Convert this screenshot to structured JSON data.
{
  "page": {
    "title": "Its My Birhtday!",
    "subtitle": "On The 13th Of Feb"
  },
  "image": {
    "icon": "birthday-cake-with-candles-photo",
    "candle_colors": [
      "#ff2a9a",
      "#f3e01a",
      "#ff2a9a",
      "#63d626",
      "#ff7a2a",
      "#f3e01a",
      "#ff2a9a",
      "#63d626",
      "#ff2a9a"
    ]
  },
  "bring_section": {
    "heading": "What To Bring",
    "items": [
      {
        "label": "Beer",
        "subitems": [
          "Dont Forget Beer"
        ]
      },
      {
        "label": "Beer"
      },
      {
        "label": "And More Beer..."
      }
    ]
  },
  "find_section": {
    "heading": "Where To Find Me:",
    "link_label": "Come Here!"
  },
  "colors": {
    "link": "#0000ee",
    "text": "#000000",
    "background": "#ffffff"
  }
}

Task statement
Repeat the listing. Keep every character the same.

Exercise solution
Convert this screenshot to structured JSON data.
{
  "page": {
    "title": "Its My Birhtday!",
    "subtitle": "On The 13th Of Feb"
  },
  "image": {
    "icon": "birthday-cake-with-candles-photo",
    "candle_colors": [
      "#ff2a9a",
      "#f3e01a",
      "#ff2a9a",
      "#63d626",
      "#ff7a2a",
      "#f3e01a",
      "#ff2a9a",
      "#63d626",
      "#ff2a9a"
    ]
  },
  "bring_section": {
    "heading": "What To Bring",
    "items": [
      {
        "label": "Beer",
        "subitems": [
          "Dont Forget Beer"
        ]
      },
      {
        "label": "Beer"
      },
      {
        "label": "And More Beer..."
      }
    ]
  },
  "find_section": {
    "heading": "Where To Find Me:",
    "link_label": "Come Here!"
  },
  "colors": {
    "link": "#0000ee",
    "text": "#000000",
    "background": "#ffffff"
  }
}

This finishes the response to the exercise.